(Image credit: http://leerit.com/hoc-tieng-anh-theo-chu-de/)
I’m sat on my bed scoffing two rolls, Doritos, a huge glass of Bucks Fizz and Mumford & Sons are playing through my speakers. It’s a pretty good afternoon. You may be wondering why I’ve got Bucks Fizz. It was a present for getting my new job. Woo, you can read about that here. I can’t believe it’s still in the fridge to be honest (the Bucks Fizz not the job because that would be weird…) Not that I’m complaining, it makes up for the lack of sunshine. C’mon summer, buck up your ideas.
In this post I will tell you how to give the best ever interview to bag yourself that top (or mediocre) job. I’ve had 10 interviews in my 21 years of life (and had a fair few jobs along the way.) I know what sort of pesky questions, that we all hate, might crop up and hopefully how to impress the interviewer.
- Strike up a good relationship
Everyone knows it’s important to create a good first impression but how exactly do you do that?

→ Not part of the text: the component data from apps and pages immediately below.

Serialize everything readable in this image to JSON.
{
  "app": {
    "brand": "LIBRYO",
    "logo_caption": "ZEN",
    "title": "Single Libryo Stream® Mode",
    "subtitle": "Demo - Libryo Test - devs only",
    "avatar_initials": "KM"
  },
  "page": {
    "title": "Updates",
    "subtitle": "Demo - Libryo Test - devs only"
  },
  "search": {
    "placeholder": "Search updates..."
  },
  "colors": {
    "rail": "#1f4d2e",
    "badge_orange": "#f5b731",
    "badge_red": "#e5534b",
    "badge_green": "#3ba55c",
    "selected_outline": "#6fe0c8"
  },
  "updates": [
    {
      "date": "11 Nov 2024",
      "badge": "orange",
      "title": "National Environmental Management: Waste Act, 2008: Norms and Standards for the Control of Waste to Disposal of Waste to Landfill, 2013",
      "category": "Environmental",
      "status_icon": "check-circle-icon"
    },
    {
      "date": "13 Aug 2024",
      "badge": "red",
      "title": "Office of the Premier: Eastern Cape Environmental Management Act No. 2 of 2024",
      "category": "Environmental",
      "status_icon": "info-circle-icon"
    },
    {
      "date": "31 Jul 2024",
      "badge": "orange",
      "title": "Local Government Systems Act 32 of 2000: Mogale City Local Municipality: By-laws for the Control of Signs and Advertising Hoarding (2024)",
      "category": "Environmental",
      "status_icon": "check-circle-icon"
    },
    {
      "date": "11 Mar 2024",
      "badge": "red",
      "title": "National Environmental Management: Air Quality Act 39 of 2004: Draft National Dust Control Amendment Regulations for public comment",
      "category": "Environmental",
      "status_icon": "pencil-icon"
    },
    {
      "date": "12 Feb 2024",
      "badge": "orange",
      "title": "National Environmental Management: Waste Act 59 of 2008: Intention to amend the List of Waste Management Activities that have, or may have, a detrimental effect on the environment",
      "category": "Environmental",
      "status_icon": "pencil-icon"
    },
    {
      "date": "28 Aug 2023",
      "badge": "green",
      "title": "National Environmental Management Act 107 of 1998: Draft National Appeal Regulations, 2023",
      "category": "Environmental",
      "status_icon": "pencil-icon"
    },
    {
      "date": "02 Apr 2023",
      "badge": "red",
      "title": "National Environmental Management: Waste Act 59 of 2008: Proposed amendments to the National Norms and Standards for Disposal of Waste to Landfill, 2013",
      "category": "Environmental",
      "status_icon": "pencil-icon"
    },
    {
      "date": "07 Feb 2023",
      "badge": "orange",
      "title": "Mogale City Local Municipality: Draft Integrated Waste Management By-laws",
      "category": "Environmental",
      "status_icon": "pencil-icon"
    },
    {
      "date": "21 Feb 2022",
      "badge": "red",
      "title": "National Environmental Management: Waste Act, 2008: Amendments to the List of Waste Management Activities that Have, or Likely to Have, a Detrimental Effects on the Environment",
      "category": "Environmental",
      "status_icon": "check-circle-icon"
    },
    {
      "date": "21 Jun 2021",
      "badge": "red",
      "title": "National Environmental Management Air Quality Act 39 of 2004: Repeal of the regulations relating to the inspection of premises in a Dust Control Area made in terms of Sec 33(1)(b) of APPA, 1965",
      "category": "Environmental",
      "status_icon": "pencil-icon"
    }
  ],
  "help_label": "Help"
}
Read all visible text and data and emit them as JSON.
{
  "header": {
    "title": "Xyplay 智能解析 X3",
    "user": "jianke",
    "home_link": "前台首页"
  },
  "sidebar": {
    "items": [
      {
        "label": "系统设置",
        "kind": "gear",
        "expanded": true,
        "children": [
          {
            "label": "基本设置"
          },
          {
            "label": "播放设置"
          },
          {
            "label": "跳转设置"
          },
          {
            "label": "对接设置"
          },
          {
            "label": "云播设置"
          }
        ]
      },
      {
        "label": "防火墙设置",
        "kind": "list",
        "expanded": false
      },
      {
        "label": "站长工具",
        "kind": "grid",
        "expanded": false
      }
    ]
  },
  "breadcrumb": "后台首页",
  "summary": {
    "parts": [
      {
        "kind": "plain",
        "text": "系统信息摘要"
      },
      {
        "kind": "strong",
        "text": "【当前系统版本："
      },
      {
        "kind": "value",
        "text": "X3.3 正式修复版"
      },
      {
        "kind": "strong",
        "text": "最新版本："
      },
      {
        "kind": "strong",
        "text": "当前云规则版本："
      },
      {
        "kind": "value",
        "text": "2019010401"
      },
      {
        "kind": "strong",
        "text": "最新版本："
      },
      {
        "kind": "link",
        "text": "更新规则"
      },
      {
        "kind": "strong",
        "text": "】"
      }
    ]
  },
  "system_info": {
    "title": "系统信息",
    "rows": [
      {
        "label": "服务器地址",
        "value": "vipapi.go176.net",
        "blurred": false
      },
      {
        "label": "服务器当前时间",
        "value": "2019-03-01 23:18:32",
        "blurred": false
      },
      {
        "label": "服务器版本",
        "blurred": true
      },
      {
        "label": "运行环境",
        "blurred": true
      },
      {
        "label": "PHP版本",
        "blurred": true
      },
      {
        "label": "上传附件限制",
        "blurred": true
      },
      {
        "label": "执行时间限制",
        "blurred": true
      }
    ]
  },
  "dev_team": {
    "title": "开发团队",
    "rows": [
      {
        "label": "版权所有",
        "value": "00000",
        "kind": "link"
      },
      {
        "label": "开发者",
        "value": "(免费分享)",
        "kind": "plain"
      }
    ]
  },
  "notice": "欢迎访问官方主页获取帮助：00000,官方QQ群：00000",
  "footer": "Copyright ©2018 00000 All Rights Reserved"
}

Find something you have in common with your interviewer. You may be thinking this would be impossible with someone you’ve just met but alas no. Draw on popular culture, you’re more likely to find common ground there. How exactly do you work this into your interview though? Easy, a common question interviewers like to ask is what are your interests? They don’t necessarily want to know about your passion for the job, they want to know a little bit more about you. This is where you have to ‘stand out’. Eugh, I hate that word. It used to scare me but actually it’s not all that hard.
My go to example for my interests is either Game of Thrones or reading Peter James books. They are both examples of popular culture that hopefully your interviewer is a fan of too. Draw on why you like them and your favourite parts. Make it personal and relatable like you set aside every Monday night just to watch the show or you’ve read all of Peter James’ books and recognise the places he writes about when you drive past them in Brighton. That’s what makes you stand out.

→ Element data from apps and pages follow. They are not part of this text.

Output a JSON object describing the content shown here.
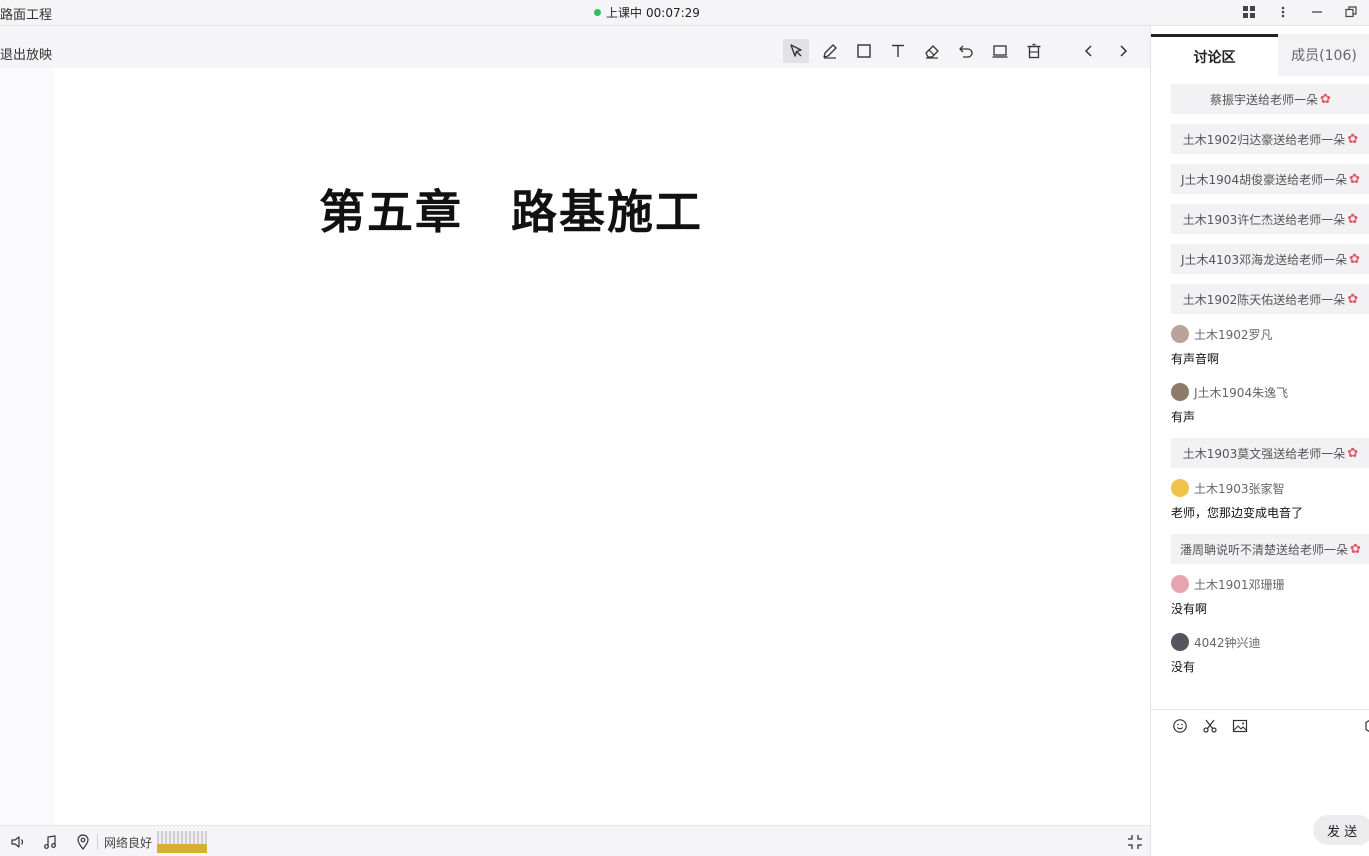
{
  "window": {
    "title": "路面工程",
    "status_label": "上课中",
    "timer": "00:07:29"
  },
  "toolbar": {
    "exit_label": "退出放映",
    "tools": [
      "pointer-icon",
      "pen-icon",
      "rectangle-icon",
      "text-icon",
      "eraser-icon",
      "undo-icon",
      "whiteboard-icon",
      "delete-icon"
    ],
    "nav": [
      "previous-page-icon",
      "next-page-icon"
    ]
  },
  "slide": {
    "title": "第五章　路基施工"
  },
  "bottombar": {
    "icons": [
      "speaker-icon",
      "music-icon",
      "location-icon"
    ],
    "network_label": "网络良好",
    "colors": {
      "network_meter": "#d5b02e"
    }
  },
  "panel": {
    "tab_discussion": "讨论区",
    "tab_members": "成员(106)",
    "send_label": "发 送",
    "messages": [
      {
        "type": "gift",
        "text": "蔡振宇送给老师一朵"
      },
      {
        "type": "gift",
        "text": "土木1902归达豪送给老师一朵"
      },
      {
        "type": "gift",
        "text": "J土木1904胡俊豪送给老师一朵"
      },
      {
        "type": "gift",
        "text": "土木1903许仁杰送给老师一朵"
      },
      {
        "type": "gift",
        "text": "J土木4103邓海龙送给老师一朵"
      },
      {
        "type": "gift",
        "text": "土木1902陈天佑送给老师一朵"
      },
      {
        "type": "chat",
        "name": "土木1902罗凡",
        "text": "有声音啊"
      },
      {
        "type": "chat",
        "name": "J土木1904朱逸飞",
        "text": "有声"
      },
      {
        "type": "gift",
        "text": "土木1903莫文强送给老师一朵"
      },
      {
        "type": "chat",
        "name": "土木1903张家智",
        "text": "老师，您那边变成电音了"
      },
      {
        "type": "gift",
        "text": "潘周聃说听不清楚送给老师一朵"
      },
      {
        "type": "chat",
        "name": "土木1901邓珊珊",
        "text": "没有啊"
      },
      {
        "type": "chat",
        "name": "4042钟兴迪",
        "text": "没有"
      }
    ],
    "input_icons": [
      "emoji-icon",
      "scissors-icon",
      "image-icon"
    ],
    "colors": {
      "flower": "#e05a66",
      "live_dot": "#2dbe60"
    }
  }
}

2. Be overly charming
Be the most endearing version of yourself you can be. Act passionate about everything and smile a lot. Act relaxed and take your time answering questions. Laugh at jokes (even if they’re not funny) and never be afraid to comment on the weather. Us Brits love a good conversation about how breezy it was this morning or how you put your washing out but may have to get it in now because there’s a grey cloud lurking. Most of all, try and figure out what sort of person your interviewer is. If they seem relaxed and eager to know about you, then try and engage them in conversation but if they are a bit more up tight and to the point, be professional and knowledgeable. I’ve had a mix of both so be prepared for either.
3. Be overly confident
I don’t like talking about how good I am at things. It’s really hard to boast without feeling like you’re a selfish individual but playing on confidence will get you that job. Use I a lot and draw on as many experiences as you can think of which make you look good. They don’t have to be work related. Play up small jobs you had and talk about times you have taken control of situations. If you’re unsure on some of the tasks set out in the job description, talk about how you would plan on handling these by researching and attending training. You will most likely get asked about your skills or what skills you think are needed for the job.
My go to skill is communication because I have lots of customer facing experience that I can draw on as examples. Team work is another good one which leads on nicely from communication. I’ve often been asked about how I manage my time so maybe mentioning time management as a skill would be an advantage. Talk about a time you had to meet a deadline. This should be easy as everyone has had to meet deadlines in some aspect of life.
4. Be passionate
I have sort of mentioned this but even if you don’t see this as your dream job, make sure you portray how much you want it without mentioning money or holiday allowance. Be passionate about taking on new challenges and responsibilities. Mention the word new environment in there too. Make sure your tone of voice portrays this passion and the interviewer will think you are likely to work hard.
5. Make your weakness easily curable
We are so often told to talk about a weakness and turn it into a strength and so many times I have done this and not got the job. I talked about being a perfectionist but actually seeing it as a strength blah blah blah. The interviewer has heard this all before. Use something more specific to the job. It may be something you are worried you can’t do from the job description. Say you don’t have much experience in that area but would be willing to research it, attend training and maybe your experience in this area would help.
So there’s a few tips to help you tackle that interview. Hopefully it helped! Let me know if there are any other good tips you’ve been told. Think of it like a casual chat about you, your experience and what you can bring to the company. Remember, they’re only people!